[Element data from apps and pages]
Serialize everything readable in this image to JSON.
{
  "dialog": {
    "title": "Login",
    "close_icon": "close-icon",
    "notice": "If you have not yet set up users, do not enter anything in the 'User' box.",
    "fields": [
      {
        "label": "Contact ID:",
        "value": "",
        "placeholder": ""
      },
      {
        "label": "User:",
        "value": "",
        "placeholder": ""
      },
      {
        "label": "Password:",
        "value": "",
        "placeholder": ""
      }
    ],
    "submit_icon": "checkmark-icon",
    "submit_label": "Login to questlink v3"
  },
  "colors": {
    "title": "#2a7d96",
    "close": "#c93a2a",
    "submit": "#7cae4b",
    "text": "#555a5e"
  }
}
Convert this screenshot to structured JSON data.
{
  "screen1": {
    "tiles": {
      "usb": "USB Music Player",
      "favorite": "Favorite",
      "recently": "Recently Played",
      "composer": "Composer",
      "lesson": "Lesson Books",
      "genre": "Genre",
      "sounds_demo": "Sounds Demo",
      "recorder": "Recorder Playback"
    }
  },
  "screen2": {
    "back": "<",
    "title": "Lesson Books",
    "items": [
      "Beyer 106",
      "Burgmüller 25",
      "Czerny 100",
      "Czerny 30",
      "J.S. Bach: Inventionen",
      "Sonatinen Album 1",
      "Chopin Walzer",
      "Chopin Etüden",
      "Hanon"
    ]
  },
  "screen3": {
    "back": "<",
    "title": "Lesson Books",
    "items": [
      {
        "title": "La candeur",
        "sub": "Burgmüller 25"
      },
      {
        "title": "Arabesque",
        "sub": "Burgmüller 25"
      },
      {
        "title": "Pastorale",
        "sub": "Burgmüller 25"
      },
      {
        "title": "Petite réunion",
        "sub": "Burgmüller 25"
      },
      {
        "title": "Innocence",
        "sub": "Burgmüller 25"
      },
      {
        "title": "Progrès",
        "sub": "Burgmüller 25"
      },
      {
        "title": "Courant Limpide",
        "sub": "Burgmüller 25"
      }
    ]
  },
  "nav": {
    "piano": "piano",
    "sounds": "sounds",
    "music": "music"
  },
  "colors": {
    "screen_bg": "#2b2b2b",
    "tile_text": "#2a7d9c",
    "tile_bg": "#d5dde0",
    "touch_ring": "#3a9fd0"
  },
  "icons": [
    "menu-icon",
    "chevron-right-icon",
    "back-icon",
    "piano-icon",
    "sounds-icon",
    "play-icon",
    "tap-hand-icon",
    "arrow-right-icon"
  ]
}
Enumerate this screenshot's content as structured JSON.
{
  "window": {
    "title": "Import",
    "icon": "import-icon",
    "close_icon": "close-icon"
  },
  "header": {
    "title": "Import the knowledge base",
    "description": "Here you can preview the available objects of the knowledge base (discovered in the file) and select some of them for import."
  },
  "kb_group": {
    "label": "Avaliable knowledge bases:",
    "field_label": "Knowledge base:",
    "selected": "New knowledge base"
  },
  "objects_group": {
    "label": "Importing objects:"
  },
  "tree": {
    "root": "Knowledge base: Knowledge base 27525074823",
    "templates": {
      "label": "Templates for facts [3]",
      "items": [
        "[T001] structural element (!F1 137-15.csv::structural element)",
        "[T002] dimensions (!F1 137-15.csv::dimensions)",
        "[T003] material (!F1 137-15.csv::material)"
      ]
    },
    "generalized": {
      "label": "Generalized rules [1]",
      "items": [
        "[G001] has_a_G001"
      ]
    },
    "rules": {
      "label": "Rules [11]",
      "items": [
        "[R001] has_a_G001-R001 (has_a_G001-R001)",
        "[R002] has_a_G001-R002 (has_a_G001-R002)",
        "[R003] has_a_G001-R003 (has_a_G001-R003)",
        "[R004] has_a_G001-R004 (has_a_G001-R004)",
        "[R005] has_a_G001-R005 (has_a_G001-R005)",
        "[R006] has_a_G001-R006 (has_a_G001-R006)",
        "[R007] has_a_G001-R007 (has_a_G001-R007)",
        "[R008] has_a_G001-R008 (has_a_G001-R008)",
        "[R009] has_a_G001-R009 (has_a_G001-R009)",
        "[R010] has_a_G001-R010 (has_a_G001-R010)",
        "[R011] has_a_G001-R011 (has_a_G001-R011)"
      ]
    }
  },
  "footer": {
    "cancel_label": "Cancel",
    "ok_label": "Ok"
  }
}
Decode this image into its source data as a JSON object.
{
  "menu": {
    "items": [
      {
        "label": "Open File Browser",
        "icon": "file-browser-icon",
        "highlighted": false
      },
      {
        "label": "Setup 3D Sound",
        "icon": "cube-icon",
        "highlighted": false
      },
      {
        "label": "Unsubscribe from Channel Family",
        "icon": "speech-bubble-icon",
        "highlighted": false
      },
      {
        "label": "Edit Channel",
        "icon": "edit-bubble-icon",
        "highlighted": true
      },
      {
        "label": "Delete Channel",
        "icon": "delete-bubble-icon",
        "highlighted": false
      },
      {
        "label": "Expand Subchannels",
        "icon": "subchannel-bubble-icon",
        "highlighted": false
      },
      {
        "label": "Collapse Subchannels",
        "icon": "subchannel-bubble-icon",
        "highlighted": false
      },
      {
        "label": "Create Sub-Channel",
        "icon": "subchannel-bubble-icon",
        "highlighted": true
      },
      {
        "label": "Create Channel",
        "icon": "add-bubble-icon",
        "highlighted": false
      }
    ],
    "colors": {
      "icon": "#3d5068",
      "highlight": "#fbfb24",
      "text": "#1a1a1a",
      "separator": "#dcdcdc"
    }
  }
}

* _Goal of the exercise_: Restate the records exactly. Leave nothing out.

* _Solution for this problem_:
Serialize everything readable in this image to JSON.
{
  "dialog": {
    "title": "Login",
    "close_icon": "close-icon",
    "notice": "If you have not yet set up users, do not enter anything in the 'User' box.",
    "fields": [
      {
        "label": "Contact ID:",
        "value": "",
        "placeholder": ""
      },
      {
        "label": "User:",
        "value": "",
        "placeholder": ""
      },
      {
        "label": "Password:",
        "value": "",
        "placeholder": ""
      }
    ],
    "submit_icon": "checkmark-icon",
    "submit_label": "Login to questlink v3"
  },
  "colors": {
    "title": "#2a7d96",
    "close": "#c93a2a",
    "submit": "#7cae4b",
    "text": "#555a5e"
  }
}
Convert this screenshot to structured JSON data.
{
  "screen1": {
    "tiles": {
      "usb": "USB Music Player",
      "favorite": "Favorite",
      "recently": "Recently Played",
      "composer": "Composer",
      "lesson": "Lesson Books",
      "genre": "Genre",
      "sounds_demo": "Sounds Demo",
      "recorder": "Recorder Playback"
    }
  },
  "screen2": {
    "back": "<",
    "title": "Lesson Books",
    "items": [
      "Beyer 106",
      "Burgmüller 25",
      "Czerny 100",
      "Czerny 30",
      "J.S. Bach: Inventionen",
      "Sonatinen Album 1",
      "Chopin Walzer",
      "Chopin Etüden",
      "Hanon"
    ]
  },
  "screen3": {
    "back": "<",
    "title": "Lesson Books",
    "items": [
      {
        "title": "La candeur",
        "sub": "Burgmüller 25"
      },
      {
        "title": "Arabesque",
        "sub": "Burgmüller 25"
      },
      {
        "title": "Pastorale",
        "sub": "Burgmüller 25"
      },
      {
        "title": "Petite réunion",
        "sub": "Burgmüller 25"
      },
      {
        "title": "Innocence",
        "sub": "Burgmüller 25"
      },
      {
        "title": "Progrès",
        "sub": "Burgmüller 25"
      },
      {
        "title": "Courant Limpide",
        "sub": "Burgmüller 25"
      }
    ]
  },
  "nav": {
    "piano": "piano",
    "sounds": "sounds",
    "music": "music"
  },
  "colors": {
    "screen_bg": "#2b2b2b",
    "tile_text": "#2a7d9c",
    "tile_bg": "#d5dde0",
    "touch_ring": "#3a9fd0"
  },
  "icons": [
    "menu-icon",
    "chevron-right-icon",
    "back-icon",
    "piano-icon",
    "sounds-icon",
    "play-icon",
    "tap-hand-icon",
    "arrow-right-icon"
  ]
}
Enumerate this screenshot's content as structured JSON.
{
  "window": {
    "title": "Import",
    "icon": "import-icon",
    "close_icon": "close-icon"
  },
  "header": {
    "title": "Import the knowledge base",
    "description": "Here you can preview the available objects of the knowledge base (discovered in the file) and select some of them for import."
  },
  "kb_group": {
    "label": "Avaliable knowledge bases:",
    "field_label": "Knowledge base:",
    "selected": "New knowledge base"
  },
  "objects_group": {
    "label": "Importing objects:"
  },
  "tree": {
    "root": "Knowledge base: Knowledge base 27525074823",
    "templates": {
      "label": "Templates for facts [3]",
      "items": [
        "[T001] structural element (!F1 137-15.csv::structural element)",
        "[T002] dimensions (!F1 137-15.csv::dimensions)",
        "[T003] material (!F1 137-15.csv::material)"
      ]
    },
    "generalized": {
      "label": "Generalized rules [1]",
      "items": [
        "[G001] has_a_G001"
      ]
    },
    "rules": {
      "label": "Rules [11]",
      "items": [
        "[R001] has_a_G001-R001 (has_a_G001-R001)",
        "[R002] has_a_G001-R002 (has_a_G001-R002)",
        "[R003] has_a_G001-R003 (has_a_G001-R003)",
        "[R004] has_a_G001-R004 (has_a_G001-R004)",
        "[R005] has_a_G001-R005 (has_a_G001-R005)",
        "[R006] has_a_G001-R006 (has_a_G001-R006)",
        "[R007] has_a_G001-R007 (has_a_G001-R007)",
        "[R008] has_a_G001-R008 (has_a_G001-R008)",
        "[R009] has_a_G001-R009 (has_a_G001-R009)",
        "[R010] has_a_G001-R010 (has_a_G001-R010)",
        "[R011] has_a_G001-R011 (has_a_G001-R011)"
      ]
    }
  },
  "footer": {
    "cancel_label": "Cancel",
    "ok_label": "Ok"
  }
}
Decode this image into its source data as a JSON object.
{
  "menu": {
    "items": [
      {
        "label": "Open File Browser",
        "icon": "file-browser-icon",
        "highlighted": false
      },
      {
        "label": "Setup 3D Sound",
        "icon": "cube-icon",
        "highlighted": false
      },
      {
        "label": "Unsubscribe from Channel Family",
        "icon": "speech-bubble-icon",
        "highlighted": false
      },
      {
        "label": "Edit Channel",
        "icon": "edit-bubble-icon",
        "highlighted": true
      },
      {
        "label": "Delete Channel",
        "icon": "delete-bubble-icon",
        "highlighted": false
      },
      {
        "label": "Expand Subchannels",
        "icon": "subchannel-bubble-icon",
        "highlighted": false
      },
      {
        "label": "Collapse Subchannels",
        "icon": "subchannel-bubble-icon",
        "highlighted": false
      },
      {
        "label": "Create Sub-Channel",
        "icon": "subchannel-bubble-icon",
        "highlighted": true
      },
      {
        "label": "Create Channel",
        "icon": "add-bubble-icon",
        "highlighted": false
      }
    ],
    "colors": {
      "icon": "#3d5068",
      "highlight": "#fbfb24",
      "text": "#1a1a1a",
      "separator": "#dcdcdc"
    }
  }
}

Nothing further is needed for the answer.